Is The Fed Losing Control Of Long-Term Interest Rates?

dollar ben bernankeThere are very few segments of the U.S. economy that are more heavily affected by interest rates than the real estate market is.  When mortgage rates reached all-time low levels late last year, it fueled a little “mini-bubble” in housing which was greatly celebrated by the mainstream media.  Unfortunately, the tide is now turning.  Interest rates are starting to move up steadily, even though the Federal Reserve has been trying very hard to keep that from happening.  A few weeks ago, when Federal Reserve Chairman Ben Bernanke suggested that the Fed may start to “taper” the rate of quantitative easing eventually, the bond market had a conniption and the yield on 10 year U.S. Treasuries shot up dramatically.  In an attempt to calm the market, the Fed stopped all talk of a “taper” and that helped settle things down for a brief period of time.  But now the yield on 10 year U.S. Treasuries is starting to rise aggressively again.  Today it closed at 2.71 percent, and many analysts believe that it will go much higher.  This is important for the housing market, because mortgage rates tend to follow the yield on 10 year U.S. Treasuries.  And if mortgage rates keep rising like this, another great real estate crash is inevitable.

This wasn’t supposed to happen.  Federal Reserve Chairman Ben Bernanke said that he could use quantitative easing to control long-term interest rates.  He assured us that he could force mortgage rates down for an extended period of time and that this would lead to a housing recovery.

But now the Fed is losing control of long-term interest rates.  If this continues, either the Federal Reserve will have to substantially increase the rate of quantitative easing or else watch mortgage rates rise to absolutely crippling levels.

Three months ago, the average rate on a 30 year mortgage was 3.35 percent.  It has shot up more than a full point since then…

Mortgage buyer Freddie Mac said Thursday that the average on the 30-year loan rose to 4.39% from 4.31% last week. Rates are a full percentage point higher than in early May.

And as the chart below shows, mortgage rates have a lot more room to go up…

30-Year Fixed Rate Mortgage Average in the United States

As mortgage rates go up, so do monthly payments.

And monthly payments are already beginning to soar.  Just check out this chart.

So what happens if mortgage rates eventually return to “normal” levels?

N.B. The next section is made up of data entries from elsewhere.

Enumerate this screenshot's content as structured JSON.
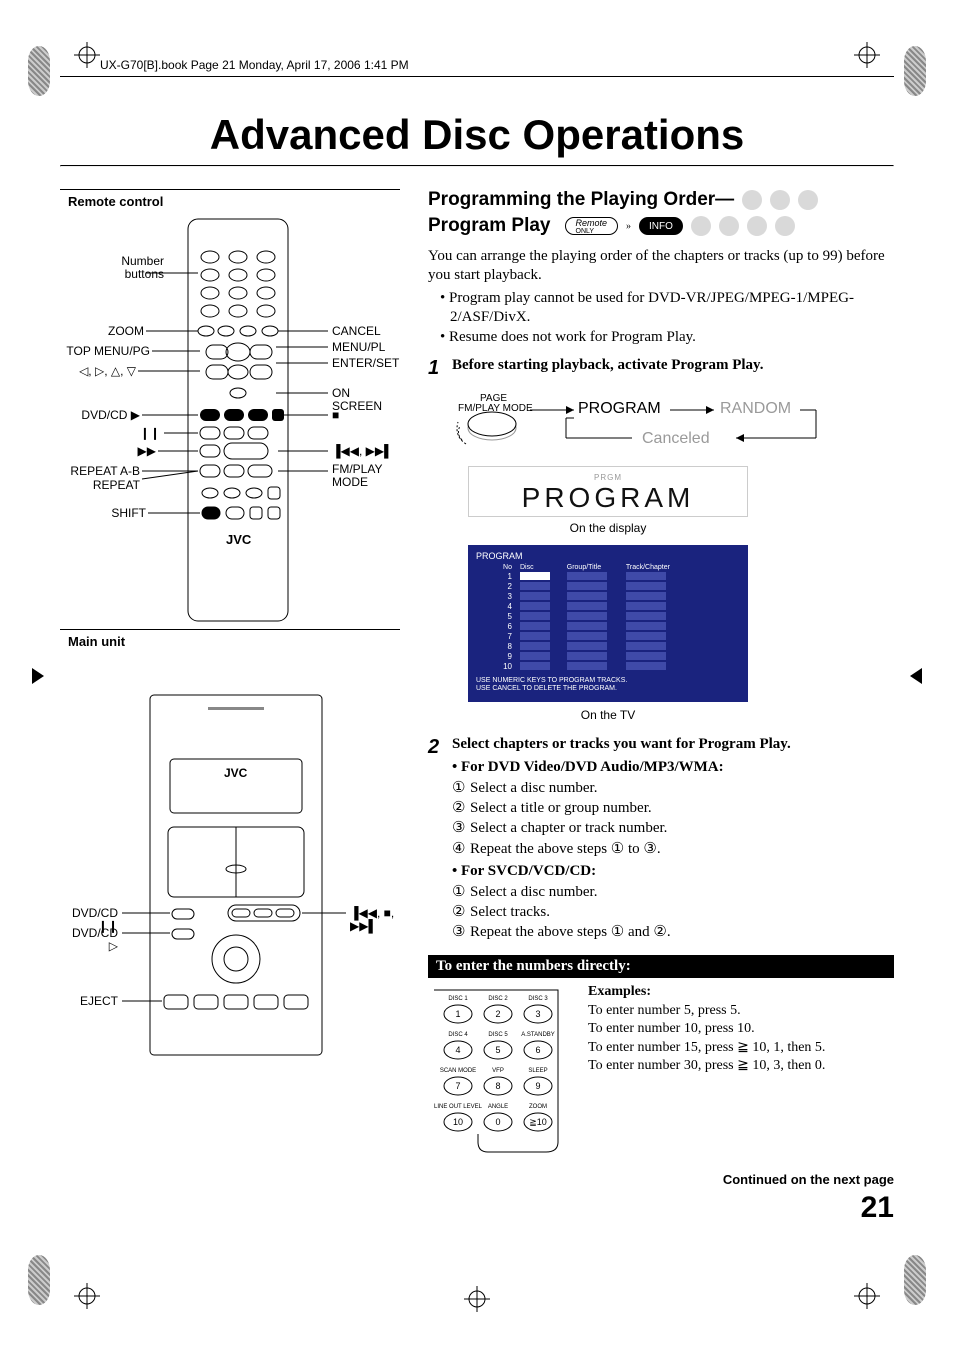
{
  "meta": {
    "header_line": "UX-G70[B].book  Page 21  Monday, April 17, 2006  1:41 PM",
    "title": "Advanced Disc Operations",
    "page_number": "21",
    "continued": "Continued on the next page"
  },
  "left": {
    "remote_label": "Remote control",
    "main_unit_label": "Main unit",
    "remote_callouts_left": [
      "Number\nbuttons",
      "ZOOM",
      "TOP MENU/PG",
      "◁, ▷, △, ▽",
      "DVD/CD ▶",
      "❙❙",
      "▶▶",
      "REPEAT A-B",
      "REPEAT",
      "SHIFT"
    ],
    "remote_callouts_right": [
      "CANCEL",
      "MENU/PL",
      "ENTER/SET",
      "ON SCREEN",
      "■",
      "▐◀◀, ▶▶▌",
      "FM/PLAY\nMODE"
    ],
    "jvc_brand": "JVC",
    "main_callouts_left": [
      "DVD/CD ❙❙",
      "DVD/CD ▷",
      "EJECT"
    ],
    "main_callouts_right": "▐◀◀, ■, ▶▶▌"
  },
  "right": {
    "subhead_line1": "Programming the Playing Order—",
    "subhead_line2": "Program Play",
    "badge_remote": "Remote",
    "badge_remote_sub": "ONLY",
    "badge_info": "INFO",
    "intro": "You can arrange the playing order of the chapters or tracks (up to 99) before you start playback.",
    "bullets": [
      "Program play cannot be used for DVD-VR/JPEG/MPEG-1/MPEG-2/ASF/DivX.",
      "Resume does not work for Program Play."
    ],
    "step1": {
      "num": "1",
      "text": "Before starting playback, activate Program Play.",
      "mode_btn_top": "PAGE",
      "mode_btn_mid": "FM/PLAY MODE",
      "state_program": "PROGRAM",
      "state_random": "RANDOM",
      "state_canceled": "Canceled",
      "display_prgm": "PRGM",
      "display_text": "PROGRAM",
      "on_display": "On the display",
      "on_tv": "On the TV",
      "tv": {
        "title": "PROGRAM",
        "cols": [
          "No",
          "Disc",
          "Group/Title",
          "Track/Chapter"
        ],
        "rows": [
          1,
          2,
          3,
          4,
          5,
          6,
          7,
          8,
          9,
          10
        ],
        "footer1": "USE NUMERIC KEYS TO PROGRAM TRACKS.",
        "footer2": "USE CANCEL TO DELETE THE PROGRAM."
      }
    },
    "step2": {
      "num": "2",
      "text": "Select chapters or tracks you want for Program Play.",
      "sub1": "• For DVD Video/DVD Audio/MP3/WMA:",
      "list1": [
        "Select a disc number.",
        "Select a title or group number.",
        "Select a chapter or track number.",
        "Repeat the above steps ① to ③."
      ],
      "sub2": "• For SVCD/VCD/CD:",
      "list2": [
        "Select a disc number.",
        "Select tracks.",
        "Repeat the above steps ① and ②."
      ]
    },
    "blackbar": "To enter the numbers directly:",
    "keypad": {
      "row_labels": [
        "DISC 1",
        "DISC 2",
        "DISC 3",
        "DISC 4",
        "DISC 5",
        "A.STANDBY",
        "SCAN MODE",
        "VFP",
        "SLEEP",
        "LINE OUT LEVEL",
        "ANGLE",
        "ZOOM"
      ],
      "keys": [
        "1",
        "2",
        "3",
        "4",
        "5",
        "6",
        "7",
        "8",
        "9",
        "10",
        "0",
        "≧10"
      ]
    },
    "examples": {
      "hd": "Examples:",
      "lines": [
        "To enter number 5, press 5.",
        "To enter number 10, press 10.",
        "To enter number 15, press  ≧ 10, 1, then 5.",
        "To enter number 30, press  ≧ 10, 3, then 0."
      ]
    }
  }
}
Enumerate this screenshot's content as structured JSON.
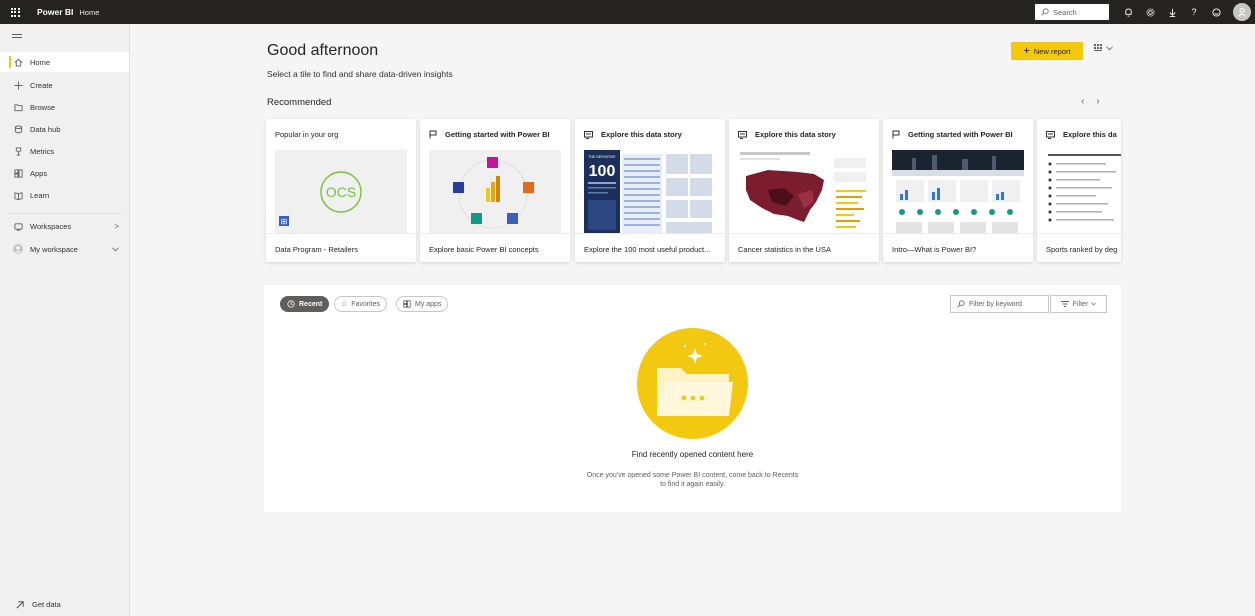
{
  "topbar": {
    "brand": "Power BI",
    "breadcrumb": "Home",
    "search_placeholder": "Search"
  },
  "sidebar": {
    "items": [
      {
        "label": "Home",
        "icon": "home-icon",
        "active": true
      },
      {
        "label": "Create",
        "icon": "plus-icon"
      },
      {
        "label": "Browse",
        "icon": "folder-icon"
      },
      {
        "label": "Data hub",
        "icon": "database-icon"
      },
      {
        "label": "Metrics",
        "icon": "trophy-icon"
      },
      {
        "label": "Apps",
        "icon": "apps-icon"
      },
      {
        "label": "Learn",
        "icon": "book-icon"
      },
      {
        "label": "Workspaces",
        "icon": "workspaces-icon",
        "chevron": ">"
      },
      {
        "label": "My workspace",
        "icon": "user-avatar-icon",
        "chevron": "v"
      }
    ],
    "get_data": "Get data"
  },
  "main": {
    "greeting": "Good afternoon",
    "subtitle": "Select a tile to find and share data-driven insights",
    "new_report": "New report",
    "recommended_title": "Recommended"
  },
  "recommended": [
    {
      "header": "Popular in your org",
      "footer": "Data Program - Retailers",
      "icon": "none"
    },
    {
      "header": "Getting started with Power BI",
      "footer": "Explore basic Power BI concepts",
      "icon": "flag-icon"
    },
    {
      "header": "Explore this data story",
      "footer": "Explore the 100 most useful product...",
      "icon": "story-icon"
    },
    {
      "header": "Explore this data story",
      "footer": "Cancer statistics in the USA",
      "icon": "story-icon"
    },
    {
      "header": "Getting started with Power BI",
      "footer": "Intro—What is Power BI?",
      "icon": "flag-icon"
    },
    {
      "header": "Explore this da",
      "footer": "Sports ranked by deg",
      "icon": "story-icon"
    }
  ],
  "thumb_text": {
    "ocs": "OCS",
    "big_number": "100",
    "the_definitive": "THE DEFINITIVE"
  },
  "recent_panel": {
    "tabs": [
      {
        "label": "Recent",
        "active": true
      },
      {
        "label": "Favorites"
      },
      {
        "label": "My apps"
      }
    ],
    "filter_placeholder": "Filter by keyword",
    "filter_button": "Filter",
    "empty_title": "Find recently opened content here",
    "empty_desc_line1": "Once you've opened some Power BI content, come back to Recents",
    "empty_desc_line2": "to find it again easily."
  },
  "colors": {
    "accent": "#f2c811",
    "topbar": "#252423",
    "sidebar": "#f0f0f0"
  }
}
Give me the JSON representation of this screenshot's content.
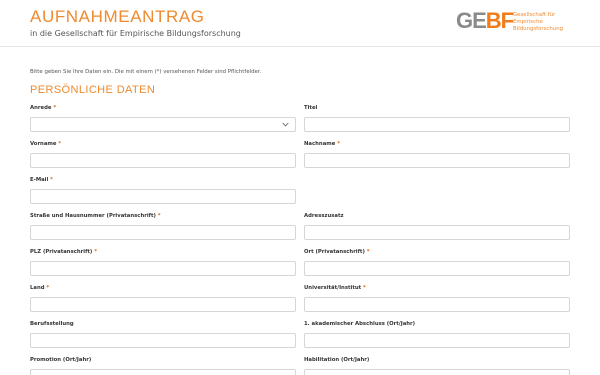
{
  "header": {
    "title": "AUFNAHMEANTRAG",
    "subtitle": "in die Gesellschaft für Empirische Bildungsforschung"
  },
  "logo": {
    "mark_left": "GE",
    "mark_right": "BF",
    "lines": [
      "Gesellschaft für",
      "Empirische",
      "Bildungsforschung"
    ]
  },
  "intro": "Bitte geben Sie Ihre Daten ein. Die mit einem (*) versehenen Felder sind Pflichtfelder.",
  "section_title": "PERSÖNLICHE DATEN",
  "required_marker": "*",
  "fields": {
    "anrede": {
      "label": "Anrede",
      "value": ""
    },
    "titel": {
      "label": "Titel",
      "value": ""
    },
    "vorname": {
      "label": "Vorname",
      "value": ""
    },
    "nachname": {
      "label": "Nachname",
      "value": ""
    },
    "email": {
      "label": "E-Mail",
      "value": ""
    },
    "strasse": {
      "label": "Straße und Hausnummer (Privatanschrift)",
      "value": ""
    },
    "adresszusatz": {
      "label": "Adresszusatz",
      "value": ""
    },
    "plz": {
      "label": "PLZ (Privatanschrift)",
      "value": ""
    },
    "ort": {
      "label": "Ort (Privatanschrift)",
      "value": ""
    },
    "land": {
      "label": "Land",
      "value": ""
    },
    "universitaet": {
      "label": "Universität/Institut",
      "value": ""
    },
    "berufsstellung": {
      "label": "Berufsstellung",
      "value": ""
    },
    "abschluss": {
      "label": "1. akademischer Abschluss (Ort/Jahr)",
      "value": ""
    },
    "promotion": {
      "label": "Promotion (Ort/Jahr)",
      "value": ""
    },
    "habilitation": {
      "label": "Habilitation (Ort/Jahr)",
      "value": ""
    }
  }
}
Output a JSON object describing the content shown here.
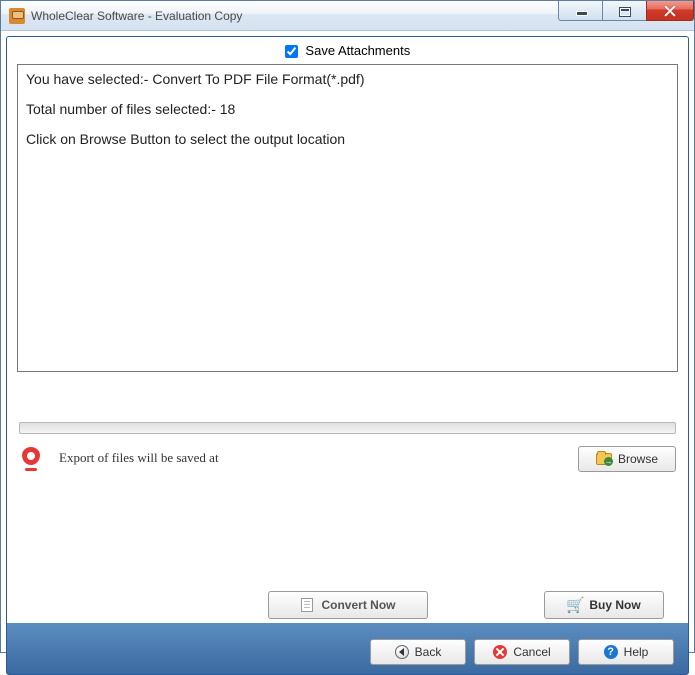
{
  "window": {
    "title": "WholeClear Software - Evaluation Copy"
  },
  "checkbox": {
    "save_attachments_label": "Save Attachments",
    "save_attachments_checked": true
  },
  "info": {
    "line1": "You have selected:- Convert To PDF File Format(*.pdf)",
    "line2": "Total number of files selected:- 18",
    "line3": "Click on Browse Button to select the output location"
  },
  "export": {
    "label": "Export of files will be saved at"
  },
  "buttons": {
    "browse": "Browse",
    "convert": "Convert Now",
    "buy": "Buy Now",
    "back": "Back",
    "cancel": "Cancel",
    "help": "Help"
  }
}
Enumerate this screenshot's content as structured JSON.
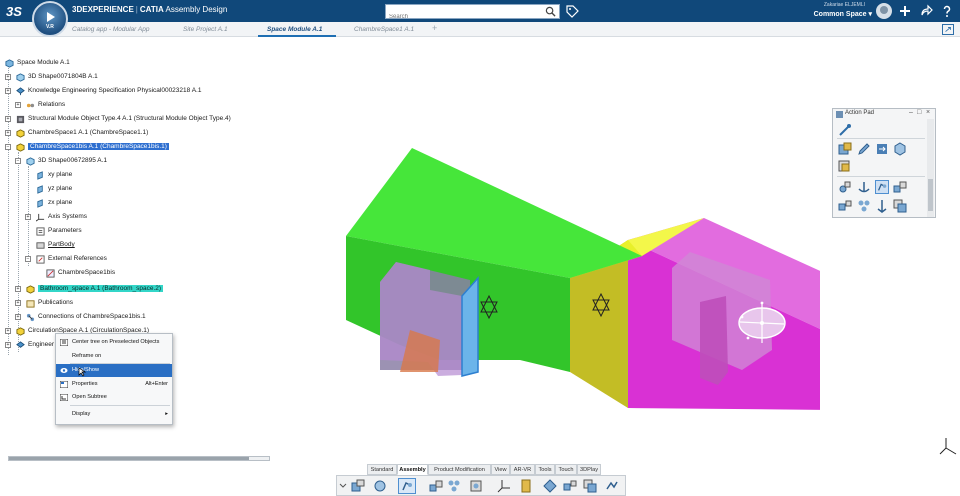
{
  "topbar": {
    "brand": "3DEXPERIENCE",
    "product": "CATIA",
    "app": "Assembly Design",
    "compass_version": "V.R",
    "search_placeholder": "Search",
    "user_name": "Zakariae ELJEMLI",
    "collab_space": "Common Space"
  },
  "tabs": [
    {
      "label": "Catalog app - Modular App"
    },
    {
      "label": "Site Project A.1"
    },
    {
      "label": "Space Module A.1"
    },
    {
      "label": "ChambreSpace1 A.1"
    }
  ],
  "tree": {
    "root": "Space Module A.1",
    "nodes": [
      "3D Shape0071804B A.1",
      "Knowledge Engineering Specification Physical00023218 A.1",
      "Relations",
      "Structural Module Object Type.4 A.1 (Structural Module Object Type.4)",
      "ChambreSpace1 A.1 (ChambreSpace1.1)",
      "ChambreSpace1bis A.1 (ChambreSpace1bis.1)",
      "3D Shape00672895 A.1",
      "xy plane",
      "yz plane",
      "zx plane",
      "Axis Systems",
      "Parameters",
      "PartBody",
      "External References",
      "ChambreSpace1bis",
      "Bathroom_space A.1 (Bathroom_space.2)",
      "Publications",
      "Connections of ChambreSpace1bis.1",
      "CirculationSpace A.1 (CirculationSpace.1)",
      "Engineer"
    ]
  },
  "context_menu": {
    "items": [
      {
        "label": "Center tree on Preselected Objects",
        "shortcut": ""
      },
      {
        "label": "Reframe on",
        "shortcut": ""
      },
      {
        "label": "Hide/Show",
        "shortcut": ""
      },
      {
        "label": "Properties",
        "shortcut": "Alt+Enter"
      },
      {
        "label": "Open Subtree",
        "shortcut": ""
      },
      {
        "label": "Display",
        "shortcut": "▸"
      }
    ]
  },
  "action_pad": {
    "title": "Action Pad"
  },
  "bottom_tabs": [
    "Standard",
    "Assembly",
    "Product Modification",
    "View",
    "AR-VR",
    "Tools",
    "Touch",
    "3DPlay"
  ],
  "colors": {
    "topbar": "#10487a",
    "green_volume": "#3fe02e",
    "yellow_volume": "#e8f02a",
    "magenta_volume": "#d931d4",
    "tree_selection": "#2e6fd0",
    "tree_highlight_teal": "#33d6c8"
  }
}
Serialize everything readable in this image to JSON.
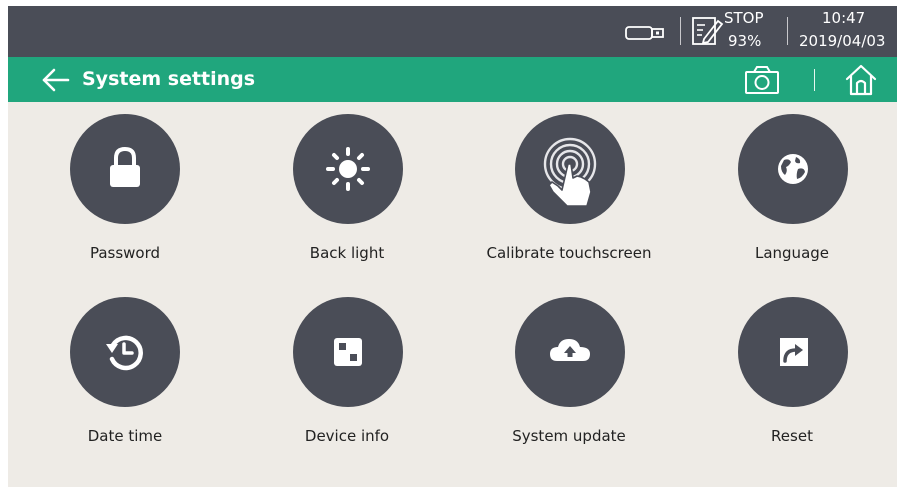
{
  "status_bar": {
    "status_label": "STOP",
    "battery_percent": "93%",
    "time": "10:47",
    "date": "2019/04/03"
  },
  "header": {
    "title": "System settings"
  },
  "tiles": [
    {
      "label": "Password",
      "icon": "lock-icon"
    },
    {
      "label": "Back light",
      "icon": "brightness-icon"
    },
    {
      "label": "Calibrate touchscreen",
      "icon": "touch-icon"
    },
    {
      "label": "Language",
      "icon": "globe-icon"
    },
    {
      "label": "Date time",
      "icon": "clock-history-icon"
    },
    {
      "label": "Device info",
      "icon": "device-info-icon"
    },
    {
      "label": "System update",
      "icon": "cloud-upload-icon"
    },
    {
      "label": "Reset",
      "icon": "reset-arrow-icon"
    }
  ],
  "colors": {
    "status_bar_bg": "#4a4d57",
    "header_bg": "#20a67d",
    "content_bg": "#eeebe6",
    "icon_circle": "#4a4d57",
    "label_text": "#222222"
  }
}
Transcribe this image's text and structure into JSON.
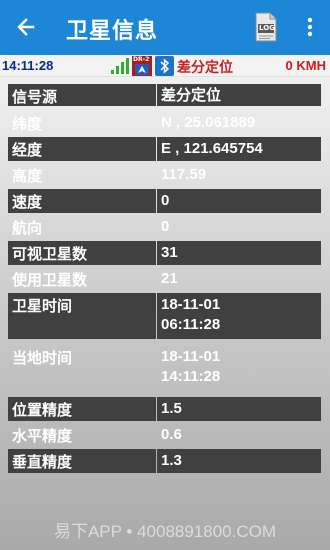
{
  "appbar": {
    "title": "卫星信息",
    "log_label": "LOG",
    "color": "#1e86d6"
  },
  "status": {
    "time": "14:11:28",
    "dr_label": "DR-2",
    "fix_mode": "差分定位",
    "speed": "0 KMH"
  },
  "rows": [
    {
      "label": "信号源",
      "value": "差分定位"
    },
    {
      "label": "纬度",
      "value": "N , 25.061889"
    },
    {
      "label": "经度",
      "value": "E , 121.645754"
    },
    {
      "label": "高度",
      "value": "117.59"
    },
    {
      "label": "速度",
      "value": "0"
    },
    {
      "label": "航向",
      "value": "0"
    },
    {
      "label": "可视卫星数",
      "value": "31"
    },
    {
      "label": "使用卫星数",
      "value": "21"
    },
    {
      "label": "卫星时间",
      "value": "18-11-01\n06:11:28"
    },
    {
      "label": "当地时间",
      "value": "18-11-01\n14:11:28"
    },
    {
      "label": "位置精度",
      "value": "1.5"
    },
    {
      "label": "水平精度",
      "value": "0.6"
    },
    {
      "label": "垂直精度",
      "value": "1.3"
    }
  ],
  "watermark": "易下APP • 4008891800.COM"
}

Well, it would be absolutely devastating to the housing market.  As mortgage rates rise, less people will be able to afford to buy homes at current prices. 

Pages: 1 2 3

Leave a Reply

Your email address will not be published. Required fields are marked *